Plainfin midshipman (Porichthys notatus)
Scientific classification e
Kingdom: Animalia
Phylum: Chordata
Class: Actinopterygii
Order: Batrachoidiformes
Family: Batrachoididae
Subfamily: Porichthyinae
Genus: Porichthys
Girard 1854
Type species
Porichthys notatus
Girard 1854[2]

See text

Midshipman fish belong to the genus Porichthys of toadfishes. They are distinguished by having photophores (which they use to attract prey and after which they are named, reminding some of a naval uniform's buttons) and four lateral lines. Typical midshipman fishes, such as the plainfin midshipman (Porichthys notatus), are nocturnal and bury themselves in sand or mud in the intertidal zone during the day. At night they float just above the seabed. Some species have venomous dorsal spines and are capable of inflicting serious injuries if handled.[3]


Male midshipman fish have two morphs: type I and type II. Type I and type II males have different reproductive strategies, and can be distinguished from each other based on physical characteristics. Type I males are eight times larger in body mass, and have much larger vocal organs. Type II males’ reproductive organs are seven times larger in size than those of type I males.[4] Female and type II male midshipman fish can be distinguished from each other by the female’s slightly larger size, and the type II male midshipman’s large reproductive organs.[5]


Atlantic midshipman (Porichthys plectrodon)
Photophores on an Atlantic midshipman. Midshipman fish are named after their photophores.

Extant species[edit]

There are currently 14 recognized extant species in this genus:[6]

Fossil species[edit]


Reproduction and vocalization[edit]

Mating in midshipman fishes depends on auditory communication. Male midshipman fish produce several different vocalizations while females only make grunts in non-breeding situations.[4]

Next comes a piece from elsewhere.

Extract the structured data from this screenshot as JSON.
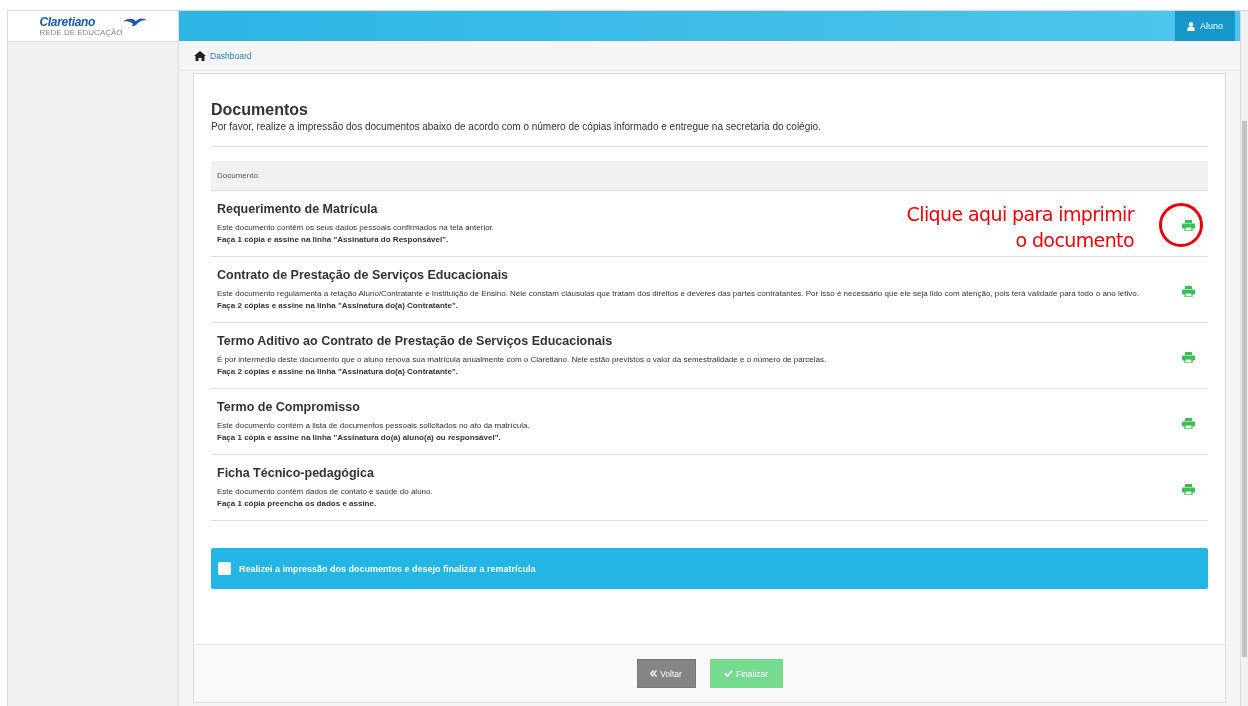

  1. ^ Sepkoski, Jack (2002). "A compendium of fossil marine animal genera". Bulletins of American Paleontology. 364: 560. Archived from the original on 2011-07-23. Retrieved 2008-01-08.
  2. ^ Eschmeyer, W. N.; R. Fricke & R. van der Laan (eds.). "Porichthys". Catalog of Fishes. California Academy of Sciences. Retrieved 18 July 2018.
  3. ^ Lopes-Ferreira, Mônica; Ramos, Anderson Daniel; Martins, Itamar Alves; Lima, Carla; Conceição, Katia; Haddad, Vidal (2014). "Clinical manifestations and experimental studies on the spine extract of the toadfish Porichthys porosissimus". Toxicon. Elsevier BV. 86: 28–39. doi:10.1016/j.toxicon.2014.04.014. ISSN 0041-0101.
  4. ^ a b Brantley RK and Bass AH. 1994. Alternative male spawning tactics and acoustic signaling in the plainfin midshipman fish, Porichthys notatus. Ethology 96: 213-232.
  5. ^ Lee SFL and Bass AH. 2006. Dimorphic male midshipman fish: reduced sexual selection or sexual selection for reduced characters? Behavioral Ecology 17(4): 670-675.
  6. ^ Froese, Rainer, and Daniel Pauly, eds. (2012). Species of Porichthys in FishBase. April 2012 version.
  7. ^ Onzole Formation at Fossilworks.org
  8. ^ Porichthys pedemontanus at Fossilworks.org

External links[edit]